Staging a dialogue in an Estonian museum: how to show bad people?  

Author:

Kristel Rattus (Estonian National Museum)

Paper short abstract:

The paper explores a museum's attempt to create a dialogical exhibition. In the paper, the question whether the breaking of customized relationships between the themes of cultural history worked as an adequate tool to introduce fresh insights into Estonian cultural discourse will be asked.

Paper long abstract:

The 1980s saw the rise of a new museological attitude, "more given to asking than answering questions" (Hein 2000, 6) which saw the role of museum exhibitions increasingly as providers of multivocality. This means the need to apprehend culture via describing, interpreting and giving sense to different personalities by means of multipart dialogue to enhance a deeper understanding about culture. Multipart cultural dialogue in the exhibition may derive from the selection of exhibited themes, but it may also evolve during the museum visit between the exhibition and different groups of visitors who interpret the display according to their previous experiences, knowledge, attitudes, values, etc. The ambition to find new ways to talk about culture and make unconventional histories, ideas and viewpoints visible is observable in Estonian museums, too. Present paper addresses the topic by the example of one exhibit named 'Have world-famous people come from Estonia?' from the exhibition by the Estonian History Museum, 'The Spirit of Survival'. The exhibition intended purposefully to break the habitual relationships between objects and the customary structure of cultural historical narrative by displaying objects and cultural topics in new and unexpected connections with each other in order to "freshen up" the trivialized understanding of culture. In the present paper, I aim to explore whether the breaking of customized relationships between the themes of cultural history afforded also to perceive the exhibition in an unconventional way and to introduce fresh insights into Estonian cultural discourse.

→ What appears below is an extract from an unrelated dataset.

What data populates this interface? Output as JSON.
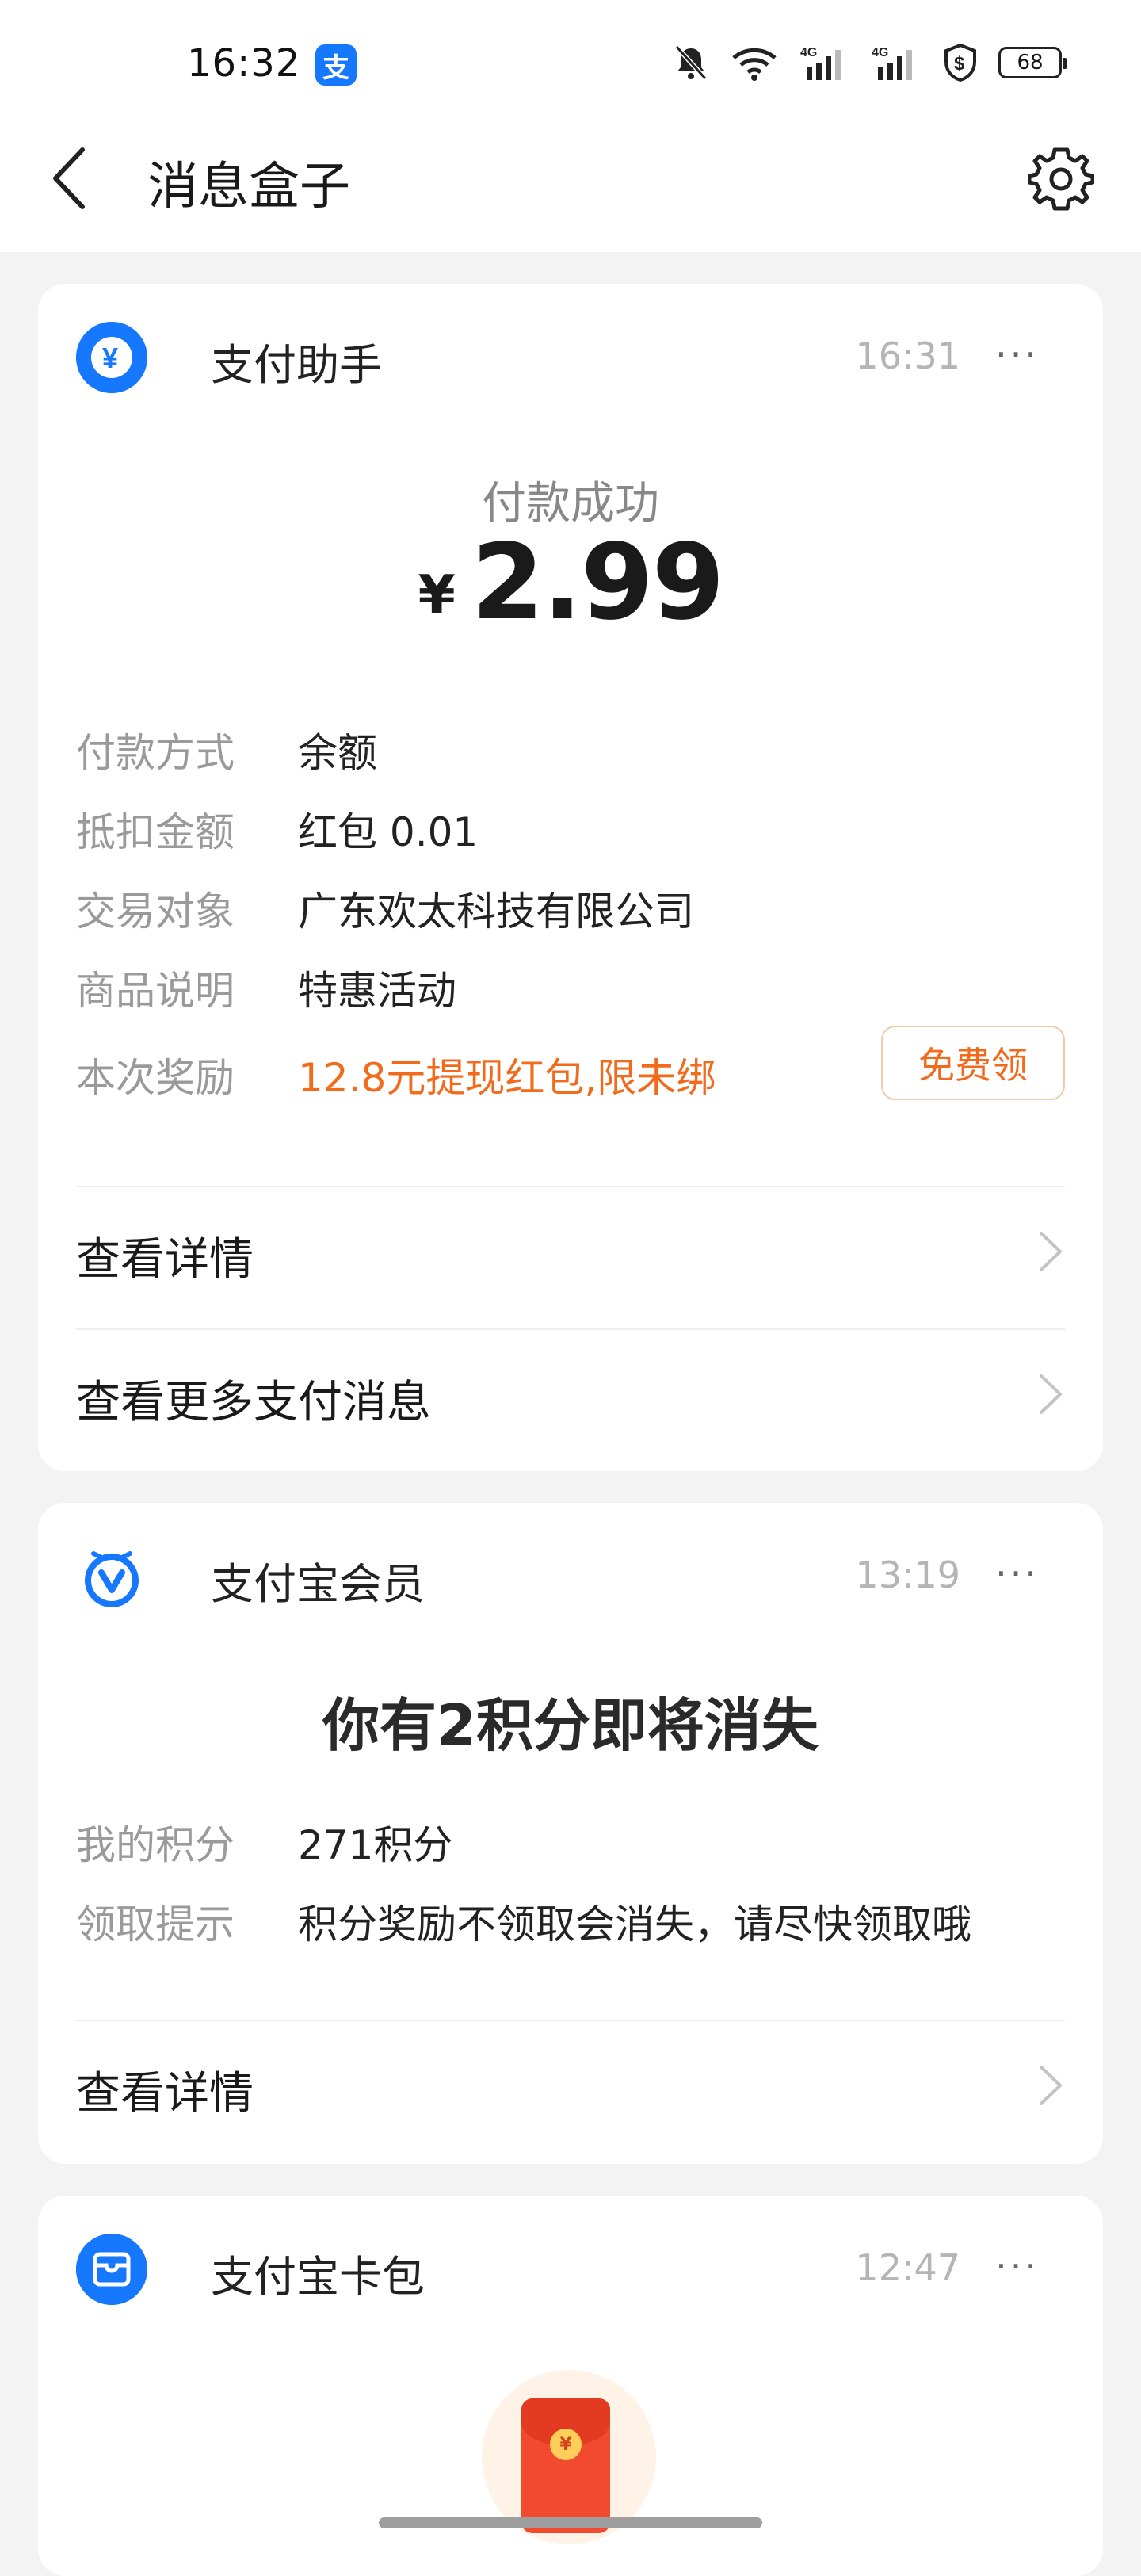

Panel P26
Mediation and circulation of cultural memory in identity settings